▶ [Task to complete] Locate each line in the records containing "term". Copy it.

▶ [Provided data]
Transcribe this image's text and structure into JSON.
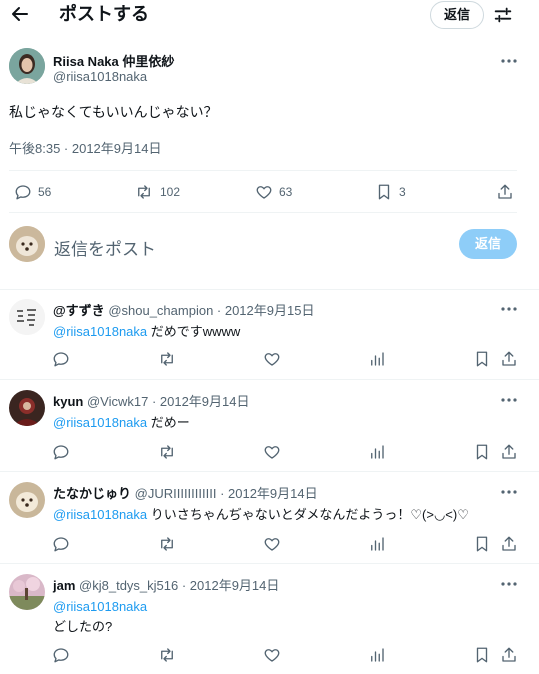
{
  "header": {
    "title": "ポストする",
    "reply_label": "返信"
  },
  "post": {
    "name": "Riisa Naka 仲里依紗",
    "handle": "@riisa1018naka",
    "text": "私じゃなくてもいいんじゃない？",
    "time": "午後8:35 · 2012年9月14日",
    "stats": {
      "replies": "56",
      "reposts": "102",
      "likes": "63",
      "bookmarks": "3"
    }
  },
  "compose": {
    "placeholder": "返信をポスト",
    "button_label": "返信"
  },
  "replies": [
    {
      "name": "@すずき",
      "meta": "@shou_champion · 2012年9月15日",
      "mention": "@riisa1018naka",
      "text": " だめですwwww"
    },
    {
      "name": "kyun",
      "meta": "@Vicwk17 · 2012年9月14日",
      "mention": "@riisa1018naka",
      "text": " だめー"
    },
    {
      "name": "たなかじゅり",
      "meta": "@JURIIIIIIIIIIII · 2012年9月14日",
      "mention": "@riisa1018naka",
      "text": " りいさちゃんぢゃないとダメなんだようっ！♡(>◡<)♡"
    },
    {
      "name": "jam",
      "meta": "@kj8_tdys_kj516 · 2012年9月14日",
      "mention": "@riisa1018naka",
      "text": "どしたの?"
    }
  ]
}
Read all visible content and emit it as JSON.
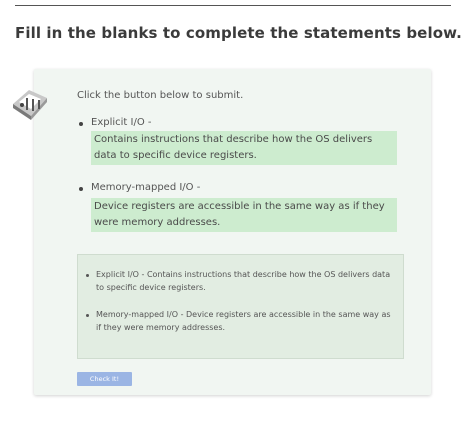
{
  "heading": "Fill in the blanks to complete the statements below.",
  "instruction": "Click the button below to submit.",
  "items": [
    {
      "term": "Explicit I/O -",
      "answer": "Contains instructions that describe how the OS delivers data to specific device registers."
    },
    {
      "term": "Memory-mapped I/O -",
      "answer": "Device registers are accessible in the same way as if they were memory addresses."
    }
  ],
  "summary": [
    "Explicit I/O - Contains instructions that describe how the OS delivers data to specific device registers.",
    "Memory-mapped I/O - Device registers are accessible in the same way as if they were memory addresses."
  ],
  "button_label": "Check It!",
  "colors": {
    "answer_bg": "#cdeccf",
    "card_bg": "#f1f6f2",
    "summary_bg": "#e2ede2",
    "button_bg": "#9bb5e4"
  },
  "icons": {
    "avatar": "robot-avatar-icon"
  }
}
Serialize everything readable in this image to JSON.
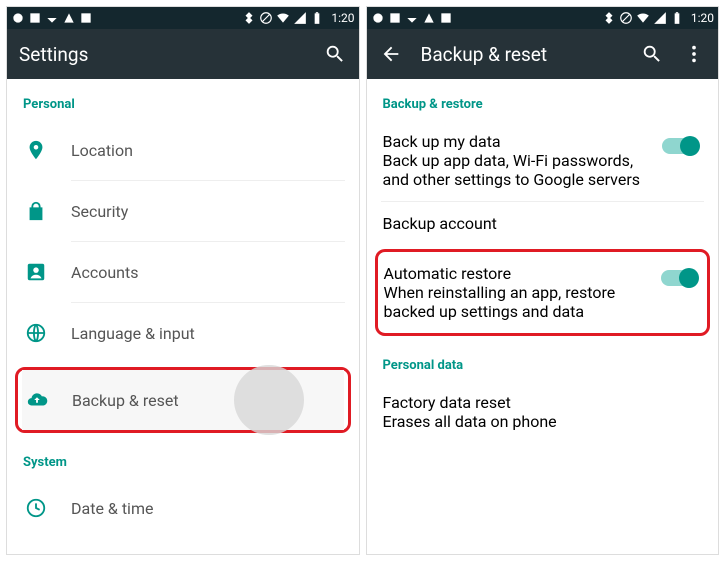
{
  "status": {
    "time": "1:20"
  },
  "left": {
    "title": "Settings",
    "section_personal": "Personal",
    "items": {
      "location": "Location",
      "security": "Security",
      "accounts": "Accounts",
      "language": "Language & input",
      "backup": "Backup & reset"
    },
    "section_system": "System",
    "items_system": {
      "datetime": "Date & time"
    }
  },
  "right": {
    "title": "Backup & reset",
    "section_backup": "Backup & restore",
    "backup_data": {
      "title": "Back up my data",
      "sub": "Back up app data, Wi-Fi passwords, and other settings to Google servers"
    },
    "backup_account": "Backup account",
    "auto_restore": {
      "title": "Automatic restore",
      "sub": "When reinstalling an app, restore backed up settings and data"
    },
    "section_personal": "Personal data",
    "factory": {
      "title": "Factory data reset",
      "sub": "Erases all data on phone"
    }
  }
}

▶ [Result]
      "term": "Explicit I/O -",
      "term": "Memory-mapped I/O -",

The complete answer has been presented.